“It’s not as strong as push polling, but you can certainly craft questions that support a particular narrative,” noted Polikoff.
Neither organization is accurately described as political. Education Next frequently publishes on issues related to education reform, though its scholars’ views can be sharply divided — particularly on hot buttons like vouchers and the federal role in education. For its part, PDK has a track record of publishing articles that question whether changes are in fact better than the status quo.
Why so contentious?
All of which perhaps prompts the question: If no one knows what Common Core is, how did it come to be so contentious?
George Bush’s No Child Left Behind attached punitive consequences for schools that did not teach every student. But because most Republicans believe in local control in education, the law did not set a threshold for failure.
In response, many states lowered the bar. This prompted 48 governors to come together to survey teachers — an element now completely lost in the discussion — to decide what a student who received a good education should know.
Under then-Gov. Tim Pawlenty, Minnesota piloted the standards that became Common Core math. When the time came to adopt the work of the consortia, Pawlenty declared Minnesota’s standards higher than Common Core. The state did adopt the reading standards — though we insist we’ve done so with our own tweaks — and has kept its own science standards.
In practice, other states where Common Core has become the subject of ugly political battles are likely to do something similar: Mostly keep the painstakingly designed standards — which are driving the higher-order thinking teachers hoped they would, albeit slowly — and rebrand them as the Florida standards or the Illinois standards or what have you.
Which might work. A topic as dull and impenetrable as academic standards might never have become a topic of debate at all except for the unusual alliances among opponents. On the left, a loose teacher-union-led effort hopes to slow or dismantle the uses of the accountability data, including performance evaluations.
After U.S. Secretary of Education Arne Duncan made adoption of Common Core or another rigorous set of standards an element that could qualify a state for Race to the Top funding, Tea Partiers charged in decrying federal overreach in education.
“If it had been a Republican who was president, you would not have heard nearly as much about it,” says Polikoff.
Several weeks ago, these strange bedfellows in the U.S. House and Senate birthed two bills that would overhaul No Child Left Behind, the subject of congressional gridlock for more than a decade.
So where does he suspect public opinion actually lies?
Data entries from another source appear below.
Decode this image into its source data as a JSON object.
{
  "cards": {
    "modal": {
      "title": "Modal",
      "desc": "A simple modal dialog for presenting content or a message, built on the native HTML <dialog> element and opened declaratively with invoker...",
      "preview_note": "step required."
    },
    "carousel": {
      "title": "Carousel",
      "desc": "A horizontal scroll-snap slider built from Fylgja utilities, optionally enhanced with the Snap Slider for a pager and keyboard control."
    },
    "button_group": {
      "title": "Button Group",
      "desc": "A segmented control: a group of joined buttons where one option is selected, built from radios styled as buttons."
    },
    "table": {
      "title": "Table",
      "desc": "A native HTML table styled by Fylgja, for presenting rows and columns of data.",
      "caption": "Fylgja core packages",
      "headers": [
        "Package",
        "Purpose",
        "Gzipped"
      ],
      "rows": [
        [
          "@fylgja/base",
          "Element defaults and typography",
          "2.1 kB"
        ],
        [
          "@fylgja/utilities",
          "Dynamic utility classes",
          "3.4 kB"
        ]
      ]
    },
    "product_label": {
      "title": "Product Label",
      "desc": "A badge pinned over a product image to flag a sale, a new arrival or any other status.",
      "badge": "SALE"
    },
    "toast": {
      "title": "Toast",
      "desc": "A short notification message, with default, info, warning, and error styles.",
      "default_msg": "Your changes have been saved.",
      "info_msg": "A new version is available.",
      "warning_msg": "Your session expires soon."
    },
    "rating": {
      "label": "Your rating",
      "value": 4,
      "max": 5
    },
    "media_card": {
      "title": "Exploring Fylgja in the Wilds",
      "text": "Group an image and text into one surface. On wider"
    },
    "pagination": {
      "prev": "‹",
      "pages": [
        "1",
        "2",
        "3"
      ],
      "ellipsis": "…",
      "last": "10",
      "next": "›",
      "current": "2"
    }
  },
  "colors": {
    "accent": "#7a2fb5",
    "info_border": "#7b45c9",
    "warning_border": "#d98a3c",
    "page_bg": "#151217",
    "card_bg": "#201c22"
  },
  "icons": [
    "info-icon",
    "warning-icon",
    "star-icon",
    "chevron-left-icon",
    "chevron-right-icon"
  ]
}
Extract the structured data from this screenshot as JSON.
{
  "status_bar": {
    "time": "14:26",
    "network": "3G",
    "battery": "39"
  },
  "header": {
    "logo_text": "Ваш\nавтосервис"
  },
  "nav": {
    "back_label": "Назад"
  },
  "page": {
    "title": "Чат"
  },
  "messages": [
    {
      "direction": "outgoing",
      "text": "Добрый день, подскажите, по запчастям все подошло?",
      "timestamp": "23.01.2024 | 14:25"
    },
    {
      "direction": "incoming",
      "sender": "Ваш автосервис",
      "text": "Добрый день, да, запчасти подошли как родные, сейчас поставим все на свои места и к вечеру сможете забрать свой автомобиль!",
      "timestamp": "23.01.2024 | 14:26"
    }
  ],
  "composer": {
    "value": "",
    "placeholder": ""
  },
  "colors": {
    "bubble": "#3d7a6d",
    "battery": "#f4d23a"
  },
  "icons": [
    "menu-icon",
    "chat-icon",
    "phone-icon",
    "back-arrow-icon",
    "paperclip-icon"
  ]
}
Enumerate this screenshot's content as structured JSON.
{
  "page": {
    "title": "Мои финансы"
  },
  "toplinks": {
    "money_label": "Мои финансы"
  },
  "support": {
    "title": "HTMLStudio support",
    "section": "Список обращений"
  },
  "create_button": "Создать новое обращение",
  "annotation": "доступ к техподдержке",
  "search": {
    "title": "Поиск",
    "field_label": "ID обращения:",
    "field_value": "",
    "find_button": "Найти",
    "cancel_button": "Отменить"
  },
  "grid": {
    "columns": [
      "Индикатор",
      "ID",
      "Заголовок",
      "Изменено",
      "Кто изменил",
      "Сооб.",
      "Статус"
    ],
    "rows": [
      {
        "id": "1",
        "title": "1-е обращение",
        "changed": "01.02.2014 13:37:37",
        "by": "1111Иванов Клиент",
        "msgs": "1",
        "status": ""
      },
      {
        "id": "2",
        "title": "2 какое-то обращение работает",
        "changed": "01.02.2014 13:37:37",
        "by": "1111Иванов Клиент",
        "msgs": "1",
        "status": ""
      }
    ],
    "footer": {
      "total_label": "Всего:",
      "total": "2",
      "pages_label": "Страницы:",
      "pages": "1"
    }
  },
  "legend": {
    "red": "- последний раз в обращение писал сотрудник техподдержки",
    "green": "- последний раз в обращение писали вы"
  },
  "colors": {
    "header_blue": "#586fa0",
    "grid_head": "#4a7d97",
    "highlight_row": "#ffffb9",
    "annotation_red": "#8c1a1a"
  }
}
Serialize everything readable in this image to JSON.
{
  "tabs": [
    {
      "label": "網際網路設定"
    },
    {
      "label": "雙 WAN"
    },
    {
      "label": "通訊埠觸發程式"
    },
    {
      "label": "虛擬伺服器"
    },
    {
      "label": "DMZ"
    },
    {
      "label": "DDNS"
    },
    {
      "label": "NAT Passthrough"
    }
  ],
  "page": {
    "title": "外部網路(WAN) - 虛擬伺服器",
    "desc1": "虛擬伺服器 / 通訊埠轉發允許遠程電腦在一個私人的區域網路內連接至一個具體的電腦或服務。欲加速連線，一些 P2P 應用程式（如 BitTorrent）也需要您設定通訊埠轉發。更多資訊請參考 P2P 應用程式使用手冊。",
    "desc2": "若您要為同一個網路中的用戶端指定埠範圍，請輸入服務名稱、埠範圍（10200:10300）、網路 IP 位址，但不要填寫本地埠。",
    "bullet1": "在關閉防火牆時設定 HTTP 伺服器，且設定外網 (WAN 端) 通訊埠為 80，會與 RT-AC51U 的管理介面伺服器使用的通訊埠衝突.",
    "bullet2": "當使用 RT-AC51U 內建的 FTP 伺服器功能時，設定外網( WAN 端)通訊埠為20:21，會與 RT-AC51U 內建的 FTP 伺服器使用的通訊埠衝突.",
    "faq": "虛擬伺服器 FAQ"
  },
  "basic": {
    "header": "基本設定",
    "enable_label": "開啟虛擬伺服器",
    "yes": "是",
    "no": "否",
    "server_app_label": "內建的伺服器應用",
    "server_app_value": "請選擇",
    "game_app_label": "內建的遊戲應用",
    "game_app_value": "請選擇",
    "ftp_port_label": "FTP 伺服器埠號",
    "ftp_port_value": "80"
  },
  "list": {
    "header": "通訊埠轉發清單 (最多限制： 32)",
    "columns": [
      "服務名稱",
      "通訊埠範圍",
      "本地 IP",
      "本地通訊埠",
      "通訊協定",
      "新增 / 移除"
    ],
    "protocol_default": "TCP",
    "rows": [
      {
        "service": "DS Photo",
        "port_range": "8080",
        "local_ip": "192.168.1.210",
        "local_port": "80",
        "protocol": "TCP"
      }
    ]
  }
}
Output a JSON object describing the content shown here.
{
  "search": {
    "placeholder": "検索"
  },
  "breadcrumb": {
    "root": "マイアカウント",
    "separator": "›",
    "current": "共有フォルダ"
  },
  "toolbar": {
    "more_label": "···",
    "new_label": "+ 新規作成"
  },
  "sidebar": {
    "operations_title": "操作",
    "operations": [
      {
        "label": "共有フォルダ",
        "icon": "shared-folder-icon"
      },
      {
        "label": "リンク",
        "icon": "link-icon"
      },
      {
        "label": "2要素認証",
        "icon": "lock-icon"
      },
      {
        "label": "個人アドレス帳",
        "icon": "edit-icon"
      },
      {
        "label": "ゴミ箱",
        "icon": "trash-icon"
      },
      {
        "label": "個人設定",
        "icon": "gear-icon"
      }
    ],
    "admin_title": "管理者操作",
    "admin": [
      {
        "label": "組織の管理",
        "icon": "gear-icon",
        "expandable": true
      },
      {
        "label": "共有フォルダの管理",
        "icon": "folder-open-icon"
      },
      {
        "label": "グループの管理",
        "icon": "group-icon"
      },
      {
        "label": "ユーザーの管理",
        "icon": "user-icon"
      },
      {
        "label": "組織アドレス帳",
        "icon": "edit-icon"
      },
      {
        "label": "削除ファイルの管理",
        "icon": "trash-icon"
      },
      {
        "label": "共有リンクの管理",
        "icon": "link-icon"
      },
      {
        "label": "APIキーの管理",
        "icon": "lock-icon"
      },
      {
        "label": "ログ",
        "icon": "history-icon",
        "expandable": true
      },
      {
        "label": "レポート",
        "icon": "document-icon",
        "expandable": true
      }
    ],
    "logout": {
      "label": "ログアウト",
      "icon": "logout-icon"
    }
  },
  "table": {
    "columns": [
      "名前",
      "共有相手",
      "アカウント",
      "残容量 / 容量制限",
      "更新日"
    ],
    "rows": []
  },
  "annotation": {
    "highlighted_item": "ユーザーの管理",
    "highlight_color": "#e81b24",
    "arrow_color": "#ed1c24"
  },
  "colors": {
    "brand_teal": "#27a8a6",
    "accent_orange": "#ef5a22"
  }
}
Polikoff is one of the architects of the USC Rossier/Policy Analysis for California Education poll, whose release is imminent. It should underscore what he thinks the fine point of both of the other polls say to him: That among Americans who think about educational accountability at all, opinions are split pretty nearly evenly.
“Poll results in line with other poll results is not a sexy headline,” he says.